- Cyber attacks: Both Russian Railways and Russia’s national space agency, Roscosmos, reported that their websites suffered DDoS attacks on Saturday.
- Donbas refugees: Russia’s Emergencies Ministry reports that the influx of evacuees from the Donbas has decreased — only 4,789 residents of the self-declared Donetsk and Luhansk “people’s republics” have arrived in the Rostov region in the last 24 hours. Yesterday, United Russia’s Andrey Turchak reported that Russia has taken in more than 120,000 evacuees from the Donbas.
Ukraine reports on casualties on both sides
- Ukraine’s losses: Tallying military and civilian casualties in the first two days of the war, Ukraine’s Health Minister reported 198 killed and 1,115 injured as of Saturday morning. The fatalities include three children, and another 33 children were wounded.
- Russia’s losses: According to the Ukrainian Defense Ministry, more than 3,500 Russian soldiers have been killed and nearly 200 have been taken hostage, reports The Kyiv Independent. In addition, the Ukrainian military reports that Russia has lost 14 planes, eight helicopters, 102 tanks, 536 armored vehicles, 15 heavy machine guns, and one BUK missile since February 24. The Russian Defense Ministry has yet to comment on these reports.
Rescue workers in Kyiv evacuate residents from a building that was hit by a rocket.

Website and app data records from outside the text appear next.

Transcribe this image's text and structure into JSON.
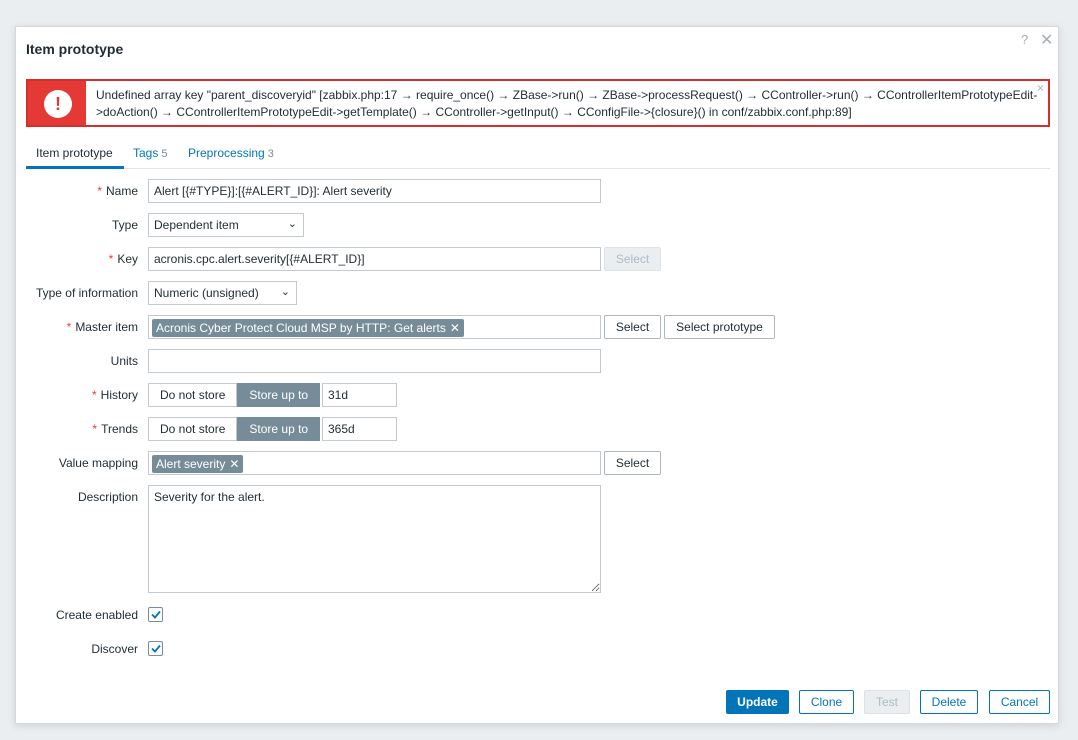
{
  "dialog": {
    "title": "Item prototype",
    "help_icon": "?",
    "close_icon": "✕"
  },
  "error": {
    "icon": "!",
    "message": "Undefined array key \"parent_discoveryid\" [zabbix.php:17 → require_once() → ZBase->run() → ZBase->processRequest() → CController->run() → CControllerItemPrototypeEdit->doAction() → CControllerItemPrototypeEdit->getTemplate() → CController->getInput() → CConfigFile->{closure}() in conf/zabbix.conf.php:89]",
    "close": "×"
  },
  "tabs": [
    {
      "label": "Item prototype",
      "count": ""
    },
    {
      "label": "Tags",
      "count": "5"
    },
    {
      "label": "Preprocessing",
      "count": "3"
    }
  ],
  "form": {
    "required_mark": "*",
    "name": {
      "label": "Name",
      "value": "Alert [{#TYPE}]:[{#ALERT_ID}]: Alert severity"
    },
    "type": {
      "label": "Type",
      "value": "Dependent item",
      "chevron": "⌄"
    },
    "key": {
      "label": "Key",
      "value": "acronis.cpc.alert.severity[{#ALERT_ID}]",
      "select": "Select"
    },
    "type_of_information": {
      "label": "Type of information",
      "value": "Numeric (unsigned)",
      "chevron": "⌄"
    },
    "master_item": {
      "label": "Master item",
      "tag": "Acronis Cyber Protect Cloud MSP by HTTP: Get alerts",
      "tag_remove": "✕",
      "select": "Select",
      "select_prototype": "Select prototype"
    },
    "units": {
      "label": "Units",
      "value": ""
    },
    "history": {
      "label": "History",
      "opt_no": "Do not store",
      "opt_yes": "Store up to",
      "value": "31d"
    },
    "trends": {
      "label": "Trends",
      "opt_no": "Do not store",
      "opt_yes": "Store up to",
      "value": "365d"
    },
    "value_mapping": {
      "label": "Value mapping",
      "tag": "Alert severity",
      "tag_remove": "✕",
      "select": "Select"
    },
    "description": {
      "label": "Description",
      "value": "Severity for the alert."
    },
    "create_enabled": {
      "label": "Create enabled",
      "checked": true
    },
    "discover": {
      "label": "Discover",
      "checked": true
    }
  },
  "footer": {
    "update": "Update",
    "clone": "Clone",
    "test": "Test",
    "delete": "Delete",
    "cancel": "Cancel"
  },
  "colors": {
    "accent": "#0275b8",
    "error": "#e53935",
    "tag_bg": "#768d99"
  }
}
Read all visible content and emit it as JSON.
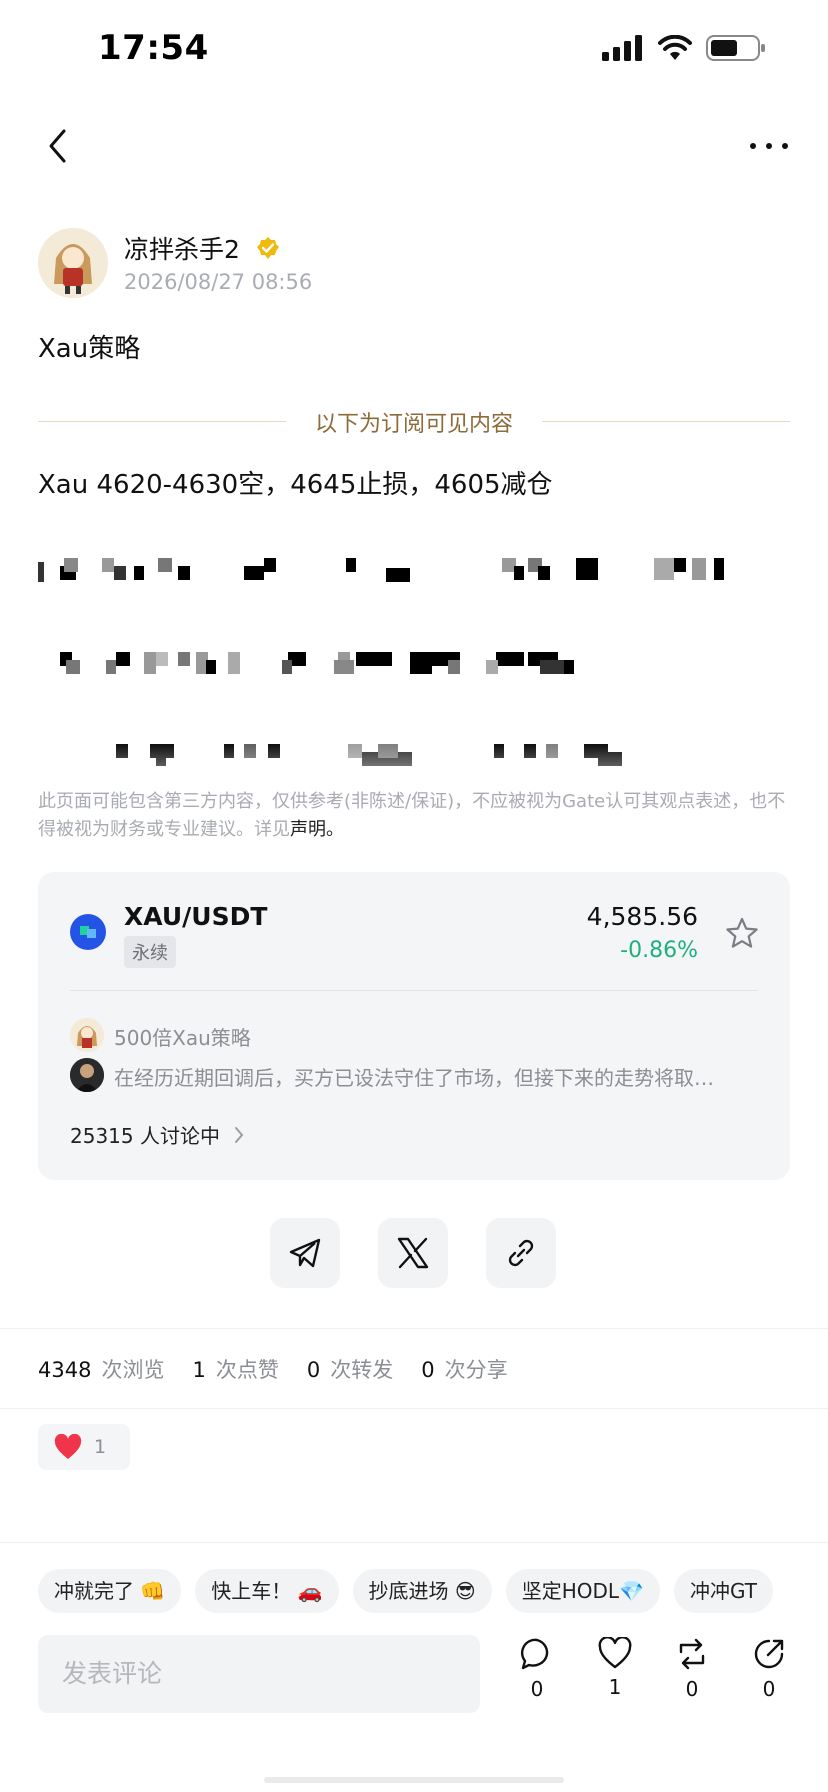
{
  "status_bar": {
    "time": "17:54"
  },
  "author": {
    "name": "凉拌杀手2",
    "post_time": "2026/08/27 08:56"
  },
  "post": {
    "title": "Xau策略",
    "subscriber_divider": "以下为订阅可见内容",
    "content_line": "Xau 4620-4630空，4645止损，4605减仓"
  },
  "disclaimer": {
    "text": "此页面可能包含第三方内容，仅供参考(非陈述/保证)，不应被视为Gate认可其观点表述，也不得被视为财务或专业建议。详见",
    "link": "声明。"
  },
  "market_card": {
    "pair": "XAU/USDT",
    "tag": "永续",
    "price": "4,585.56",
    "change": "-0.86%",
    "change_color": "#1fb07c",
    "feed": [
      {
        "text": "500倍Xau策略"
      },
      {
        "text": "在经历近期回调后，买方已设法守住了市场，但接下来的走势将取…"
      }
    ],
    "discussing": "25315 人讨论中"
  },
  "share": {
    "icons": [
      "telegram-icon",
      "x-icon",
      "link-icon"
    ]
  },
  "stats": {
    "views": "4348",
    "views_label": "次浏览",
    "likes": "1",
    "likes_label": "次点赞",
    "reposts": "0",
    "reposts_label": "次转发",
    "shares": "0",
    "shares_label": "次分享"
  },
  "reaction": {
    "emoji": "heart",
    "count": "1"
  },
  "quick_comments": [
    "冲就完了 👊",
    "快上车！ 🚗",
    "抄底进场 😎",
    "坚定HODL💎",
    "冲冲GT"
  ],
  "comment": {
    "placeholder": "发表评论"
  },
  "actions": {
    "comment": "0",
    "like": "1",
    "repost": "0",
    "share": "0"
  }
}
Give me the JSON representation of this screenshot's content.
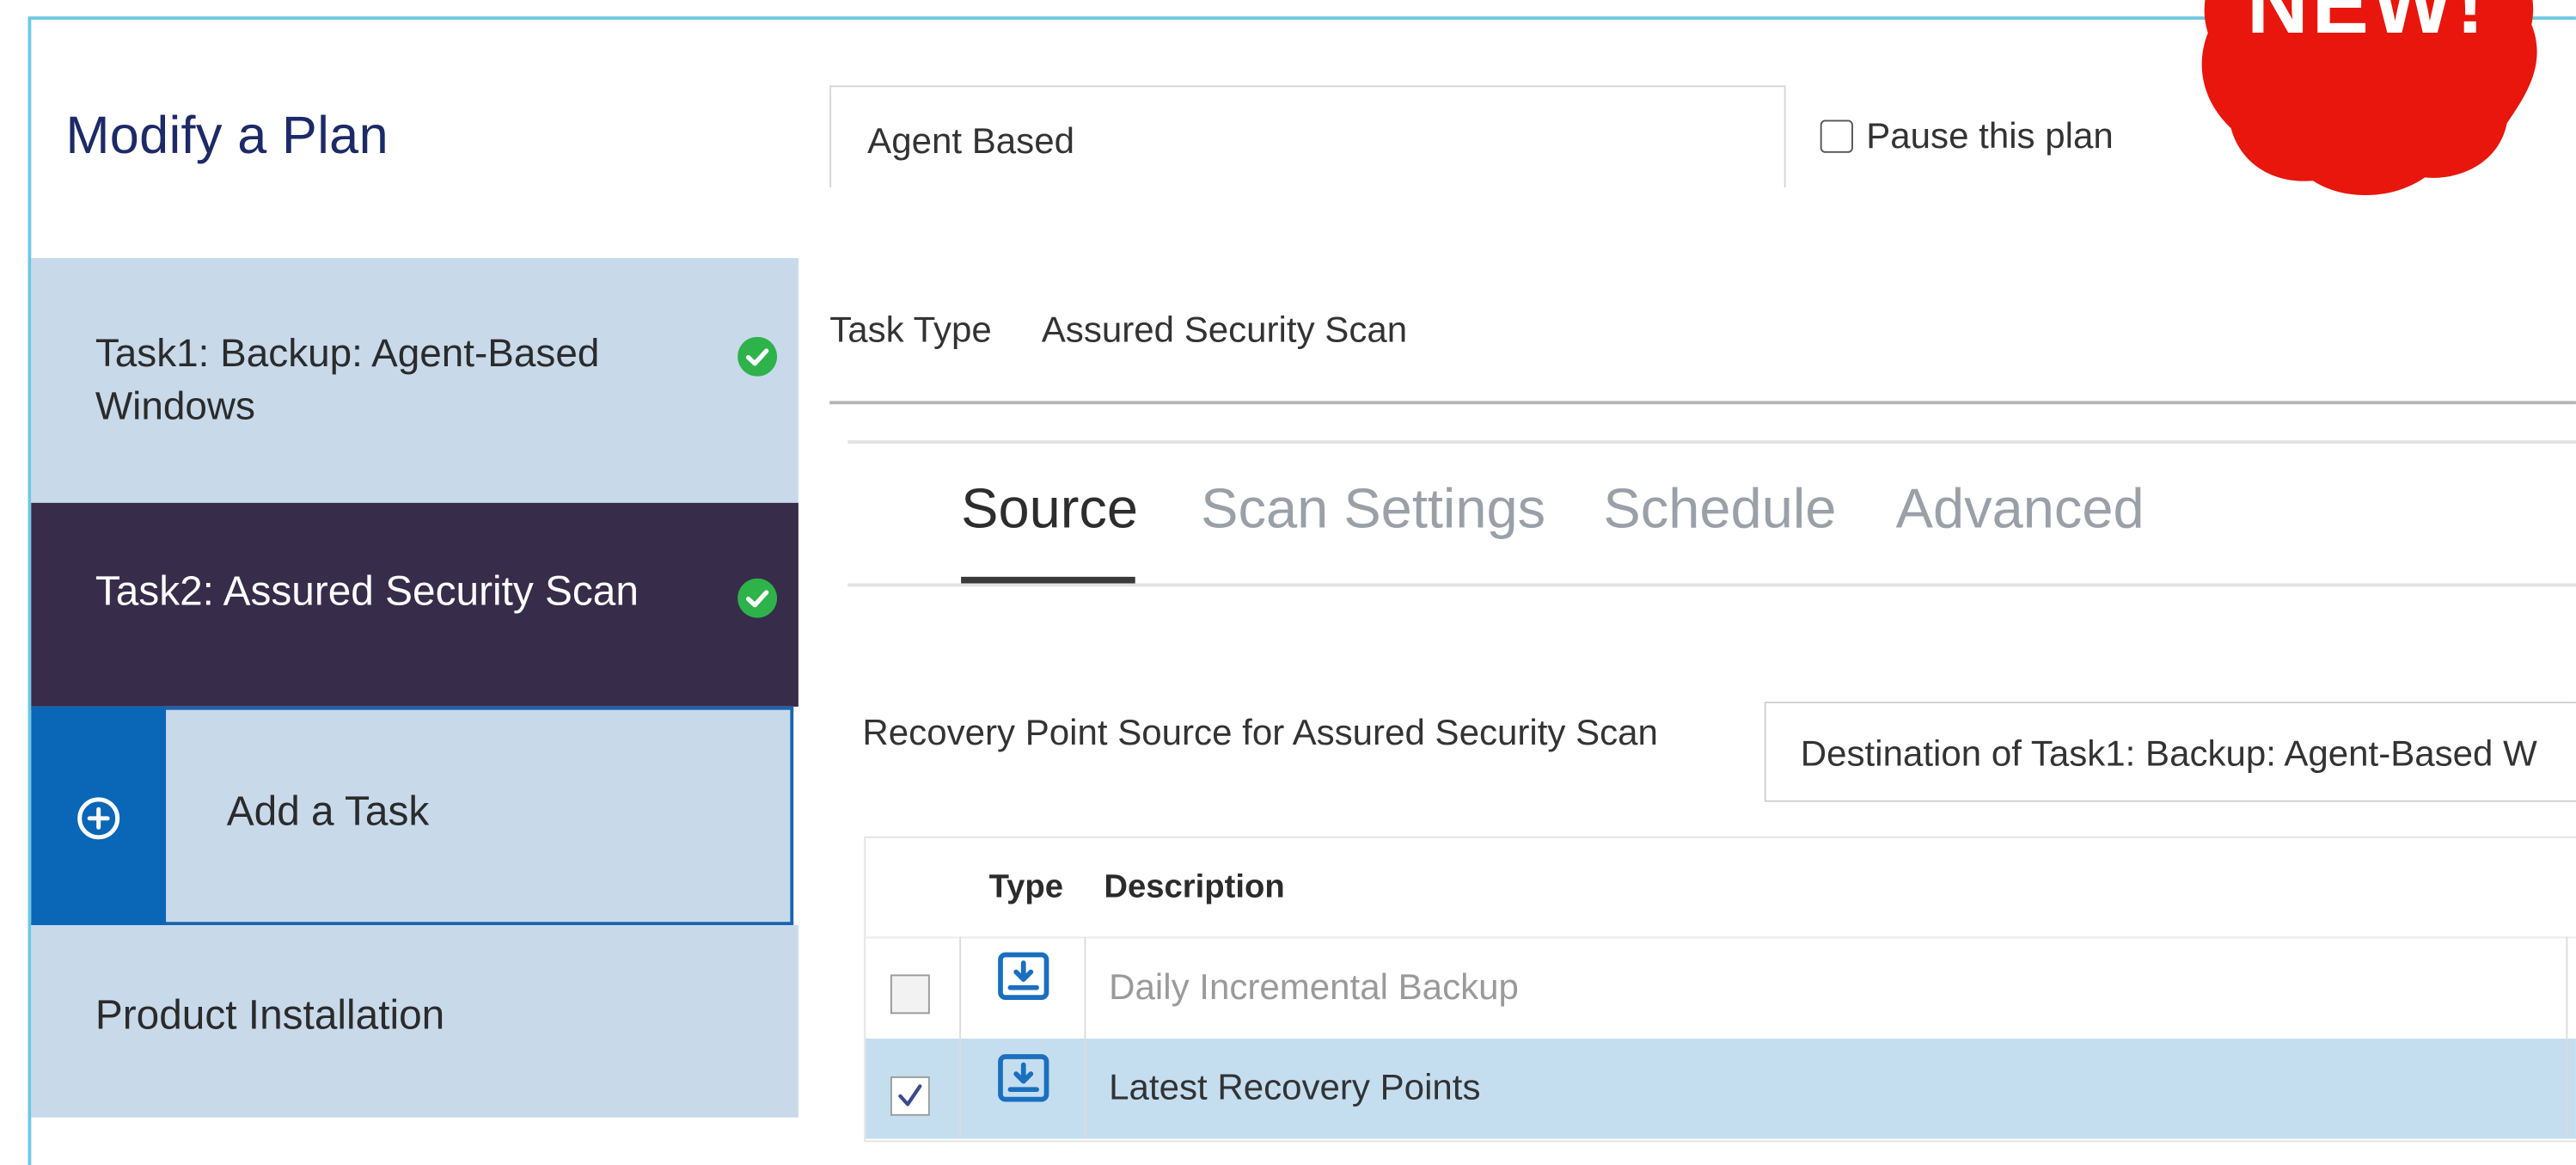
{
  "header": {
    "title": "Modify a Plan",
    "plan_name_value": "Agent Based",
    "pause_label": "Pause this plan",
    "pause_checked": false
  },
  "badge": {
    "text": "NEW!"
  },
  "sidebar": {
    "items": [
      {
        "label": "Task1: Backup: Agent-Based Windows",
        "status": "check-circle-icon"
      },
      {
        "label": "Task2: Assured Security Scan",
        "status": "check-circle-icon",
        "active": true
      },
      {
        "label": "Add a Task",
        "icon": "plus-circle-icon"
      },
      {
        "label": "Product Installation"
      }
    ]
  },
  "task": {
    "type_label": "Task Type",
    "type_value": "Assured Security Scan"
  },
  "tabs": [
    {
      "label": "Source",
      "active": true
    },
    {
      "label": "Scan Settings"
    },
    {
      "label": "Schedule"
    },
    {
      "label": "Advanced"
    }
  ],
  "source": {
    "rps_label": "Recovery Point Source for Assured Security Scan",
    "rps_value": "Destination of Task1: Backup: Agent-Based W"
  },
  "table": {
    "columns": [
      "Type",
      "Description"
    ],
    "rows": [
      {
        "checked": false,
        "icon": "backup-icon",
        "description": "Daily Incremental Backup"
      },
      {
        "checked": true,
        "icon": "backup-icon",
        "description": "Latest Recovery Points"
      }
    ]
  },
  "colors": {
    "frame": "#6ec8e4",
    "sidebar_bg": "#c8d9ea",
    "sidebar_active_bg": "#372c4a",
    "add_task_accent": "#0a66b6",
    "ok_green": "#2eb24a",
    "selected_row": "#c4def0",
    "badge_red": "#e8160c"
  }
}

Russia’s federal censor orders 10 news outlets to cease independent invasion coverage or be blocked
Federal censor Roskomnadzor has threatened to block 10 news outlets for reporting on Russian attacks against cities and civilians in Ukraine. The agency also warned the publications that they will be blocked if they continue referring to Russia’s “special military operation in the Donbas” using the terms “invasion,” “attack,” or “declaration of war.” The authorities sent formal notices to Ekho Moskvy, Mediazona, The New Times, Novaya Gazeta, Dozhd, and other independent outlets.
Recent major events as of 10:30 a.m., Moscow time (2:30 a.m., New York time)
- Zelensky at dawn: In a new video shared on Telegram, President Zelensky stood outdoors in Kyiv, showing that he remains in the capital despite the approach of Russia’s armed forces. He warned the public not to believe false reports that he’s supposedly ordered the nation’s surrender and urged Ukrainians to keep resisting the invasion. “This is our land. Our country. Our children. And we will defend it all,” said the president.
- A residential high-rise under attack: A powerful explosion tore a large hole in a residential building in Kyiv’s Zhuliany district, not far from the Sikorsky International Airport. The Ukrainian news agency UNIAN reported that the damage was caused by a missile. Unverified footage of the rocket attack later appeared on social media. The Zelensky administration has stated that there are no military installations near the building that sustained the attack. In fact, the president’s office explained, one of the neighboring structures is a hospital with a maternity ward. Moscow has not commented on the incident.
- The other kind of rocket: Russia’s national space agency has suspended Soyuz rocket launches from the Guiana Space Center from French Guiana in retaliation for the European Union’s sanctions against Russia for the invasion of Ukraine. Roscosmos supplies Soyuz vehicles as part of the European Space Agency’s program.
- Moscow lists its victories: Russia’s Defense Ministry says its troops have captured the southeastern Ukrainian city of Melitopol, home to roughly 154,000 people. The Russian Navy says it has destroyed eight Ukrainian ships, while the Army claims to have disabled 821 military facilities (including 14 airfields, 19 command and communication centers, 24 anti-aircraft missile systems, and 48 radar stations). Russian soldiers have reportedly shot down seven Ukrainian warplanes, seven attack helicopters, and nine drones, and destroyed 87 tanks and other armored vehicles, 28 multiple launch rocket systems, and 118 military vehicles.
- Share to or